dressage as a youngster (Casa Bonita, Lou-Don Farms, Kirkland Arabians, Gunnick Arabians, et. al).
I began taking dressage lessons from an elderly Austrian man, Frank Gunnick. He had studied at the Spanish Riding
School in Vienna (home of the famous Lippizan horses - the ultimate dressage horse). His trainer got married and moved away leaving him in a bind. He had a stable full of prize Arabians with no one to train them. He
had a head full of priceless training knowledge but had bones like tinder. Mr. Gunnick approached my parents. He was impressed with my riding seat and hands. The deal was struck. He would teach me to train if I
would train for him while I was in school. What an opportunity!! I was nine or ten years old at the time an an apprentice to a Spanish Riding School graduate.
His approach to training horses (and riders) was very different than almost everyone I had heard of and seen. He

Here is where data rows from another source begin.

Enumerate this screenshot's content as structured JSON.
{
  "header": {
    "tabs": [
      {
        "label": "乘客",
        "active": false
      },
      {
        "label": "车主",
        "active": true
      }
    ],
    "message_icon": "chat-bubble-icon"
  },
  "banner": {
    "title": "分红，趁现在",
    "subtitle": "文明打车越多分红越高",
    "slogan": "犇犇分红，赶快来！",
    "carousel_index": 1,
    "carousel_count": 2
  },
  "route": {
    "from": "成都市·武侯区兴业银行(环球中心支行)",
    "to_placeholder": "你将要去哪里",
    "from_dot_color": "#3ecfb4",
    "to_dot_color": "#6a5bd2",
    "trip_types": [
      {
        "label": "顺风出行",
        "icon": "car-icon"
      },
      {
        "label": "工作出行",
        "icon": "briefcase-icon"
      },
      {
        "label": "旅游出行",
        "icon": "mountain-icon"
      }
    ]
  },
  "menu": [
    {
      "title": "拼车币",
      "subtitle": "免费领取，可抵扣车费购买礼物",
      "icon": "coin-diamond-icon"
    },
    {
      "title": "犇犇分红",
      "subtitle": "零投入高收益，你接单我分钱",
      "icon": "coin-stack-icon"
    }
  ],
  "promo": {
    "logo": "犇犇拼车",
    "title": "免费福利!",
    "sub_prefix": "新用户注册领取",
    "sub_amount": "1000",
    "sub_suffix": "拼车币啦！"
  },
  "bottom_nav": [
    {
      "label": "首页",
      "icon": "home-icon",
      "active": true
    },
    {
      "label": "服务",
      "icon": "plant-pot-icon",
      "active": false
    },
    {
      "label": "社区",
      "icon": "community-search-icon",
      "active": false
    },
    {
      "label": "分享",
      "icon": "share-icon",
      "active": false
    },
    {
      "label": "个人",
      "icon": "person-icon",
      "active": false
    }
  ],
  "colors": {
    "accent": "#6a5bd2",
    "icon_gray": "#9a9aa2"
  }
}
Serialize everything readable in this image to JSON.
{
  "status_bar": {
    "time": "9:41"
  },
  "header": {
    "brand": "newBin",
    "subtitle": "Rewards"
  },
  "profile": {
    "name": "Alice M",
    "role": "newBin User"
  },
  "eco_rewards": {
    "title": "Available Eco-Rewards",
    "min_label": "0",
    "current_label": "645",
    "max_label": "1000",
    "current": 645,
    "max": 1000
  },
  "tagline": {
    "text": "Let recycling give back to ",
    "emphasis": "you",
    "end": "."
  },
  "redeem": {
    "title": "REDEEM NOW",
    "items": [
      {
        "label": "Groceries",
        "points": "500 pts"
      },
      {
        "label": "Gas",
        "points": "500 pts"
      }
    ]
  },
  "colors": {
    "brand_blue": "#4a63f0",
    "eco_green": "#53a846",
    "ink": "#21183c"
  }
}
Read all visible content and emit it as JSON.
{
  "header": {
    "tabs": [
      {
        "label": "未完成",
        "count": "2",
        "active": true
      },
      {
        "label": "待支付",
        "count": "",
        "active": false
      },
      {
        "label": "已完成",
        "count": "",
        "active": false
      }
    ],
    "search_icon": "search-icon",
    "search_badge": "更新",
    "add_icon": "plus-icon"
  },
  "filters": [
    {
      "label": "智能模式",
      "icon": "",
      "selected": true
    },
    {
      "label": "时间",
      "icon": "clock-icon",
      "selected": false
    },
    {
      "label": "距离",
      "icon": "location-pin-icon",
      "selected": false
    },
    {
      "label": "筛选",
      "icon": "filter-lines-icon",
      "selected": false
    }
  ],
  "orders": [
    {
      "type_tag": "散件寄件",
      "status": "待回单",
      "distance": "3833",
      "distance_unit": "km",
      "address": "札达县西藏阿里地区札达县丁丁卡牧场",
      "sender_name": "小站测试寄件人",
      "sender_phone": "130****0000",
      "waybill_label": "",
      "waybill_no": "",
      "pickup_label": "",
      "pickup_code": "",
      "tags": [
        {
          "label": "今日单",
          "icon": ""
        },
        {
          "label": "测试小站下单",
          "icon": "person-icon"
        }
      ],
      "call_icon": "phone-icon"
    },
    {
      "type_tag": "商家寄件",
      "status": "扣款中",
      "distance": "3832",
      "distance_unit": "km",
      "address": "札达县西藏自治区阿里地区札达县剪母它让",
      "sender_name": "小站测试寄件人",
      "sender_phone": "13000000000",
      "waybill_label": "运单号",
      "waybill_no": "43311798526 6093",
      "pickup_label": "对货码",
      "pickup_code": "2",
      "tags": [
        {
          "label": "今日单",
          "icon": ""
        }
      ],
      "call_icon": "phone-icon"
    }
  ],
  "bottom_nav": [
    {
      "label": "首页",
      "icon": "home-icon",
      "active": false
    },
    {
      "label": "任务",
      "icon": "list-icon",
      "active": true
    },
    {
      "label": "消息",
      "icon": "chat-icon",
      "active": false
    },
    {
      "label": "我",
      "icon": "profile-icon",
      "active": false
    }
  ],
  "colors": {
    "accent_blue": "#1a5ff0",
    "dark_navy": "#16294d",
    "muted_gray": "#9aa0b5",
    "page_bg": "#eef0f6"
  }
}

didn't just teach the how, but the why. This was way before VCR's and horse seminars by world renouned trainers touting quiet training techniques. Even on through the 1980's most old time trainers told me I was nuts
and would never make it. Get on and ride the hair off 'em was the method of the times. Not for me.
During this period I also studied Horse Science through the Agricultural Extension office and was heavily
involved in our 4-H program in riding, demonstrations (rated AAA every year), judging team (rated AAA) and quiz bowl (state finalists); eventually becoming a Teen Leader and later a Co-Leader; showed extensively in
open shows (english equitation, hunter, over fences, stadium jumping, western equitation, trail, western pleasure, halter, showmanship, dressage, barrel racing, pole bending, and anything else I could find) on
horses I trained myself. I also judged numerous shows. I worked at an appaloosa farm for a while at the same time on the weekends but didn't agree with their general equine health practices (survival of the
fittest). Oh, and in my spare time I rode my horse all over the place, she was my transportation.
After high school I left Gunnick Arabians, rode and trained for individuals and my self. I also showed some
American Quarter Horse shows. I had become thoroughly burned out on showing after 9 years of tearing up the roads so I decided to hit the trail, literally. I found I liked taking young horses and develop them into
riding partners. Discovering their talents and building on them. I moved to Florida, my adopted home state
I decided to train horses full time again in the late 1980's. Those old timers said I'd never make it. They were
wrong. When I moved I was the only trainer the local vetrinarian would recommend. I had referrals. I had repeat customers. I had horses of all kinds from the backyard grade horse to high dollar stakes running
thoroughbreds, quarter horses and about anything in between. I tried to retire several times.
I discovered Team Penning in the early 1990's - more fun although I haven't done that in a couple years, since I
moved from Florida to Arkansas in 1996 and back to Northeast Florida again late 2001. I may begin to dabble again if fuel prices become more reasonable.
Year 2004: I am still taking a selected few horses to train to ride at this time (still crazy after all these
Year 2005: I have chosen to relocate to Central Florida. activities. Since I no longer have training facilities I
only keep my own horses and do not take outside horses. I will still do off-site Seminars and Consulting. I am available in the North-Orlando and surrounding areas. Once we get back on our feet, don't be suprised if
you see my son and I on a dusty trail somewhere around the great state of Florida.